### WHAT THE EXERCISE ASKS
Without changing a single word, set down all of the records.

BEGIN RECORDS FOR THIS TASK

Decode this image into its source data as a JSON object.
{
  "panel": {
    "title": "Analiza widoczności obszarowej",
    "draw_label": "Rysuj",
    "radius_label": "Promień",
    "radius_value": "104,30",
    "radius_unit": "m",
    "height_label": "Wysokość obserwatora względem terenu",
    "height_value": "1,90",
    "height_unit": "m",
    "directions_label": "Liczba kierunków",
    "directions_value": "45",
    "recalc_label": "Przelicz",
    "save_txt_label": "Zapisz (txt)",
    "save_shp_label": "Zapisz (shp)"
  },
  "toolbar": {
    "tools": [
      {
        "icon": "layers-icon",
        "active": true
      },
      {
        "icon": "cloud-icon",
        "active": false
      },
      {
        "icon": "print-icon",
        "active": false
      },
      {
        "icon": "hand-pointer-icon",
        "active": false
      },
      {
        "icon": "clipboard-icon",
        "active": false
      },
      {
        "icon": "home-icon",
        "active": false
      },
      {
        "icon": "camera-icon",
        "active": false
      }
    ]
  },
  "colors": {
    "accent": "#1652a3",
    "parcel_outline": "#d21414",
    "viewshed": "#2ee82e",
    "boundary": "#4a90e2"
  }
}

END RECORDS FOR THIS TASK

### THE ANSWER
Decode this image into its source data as a JSON object.
{
  "panel": {
    "title": "Analiza widoczności obszarowej",
    "draw_label": "Rysuj",
    "radius_label": "Promień",
    "radius_value": "104,30",
    "radius_unit": "m",
    "height_label": "Wysokość obserwatora względem terenu",
    "height_value": "1,90",
    "height_unit": "m",
    "directions_label": "Liczba kierunków",
    "directions_value": "45",
    "recalc_label": "Przelicz",
    "save_txt_label": "Zapisz (txt)",
    "save_shp_label": "Zapisz (shp)"
  },
  "toolbar": {
    "tools": [
      {
        "icon": "layers-icon",
        "active": true
      },
      {
        "icon": "cloud-icon",
        "active": false
      },
      {
        "icon": "print-icon",
        "active": false
      },
      {
        "icon": "hand-pointer-icon",
        "active": false
      },
      {
        "icon": "clipboard-icon",
        "active": false
      },
      {
        "icon": "home-icon",
        "active": false
      },
      {
        "icon": "camera-icon",
        "active": false
      }
    ]
  },
  "colors": {
    "accent": "#1652a3",
    "parcel_outline": "#d21414",
    "viewshed": "#2ee82e",
    "boundary": "#4a90e2"
  }
}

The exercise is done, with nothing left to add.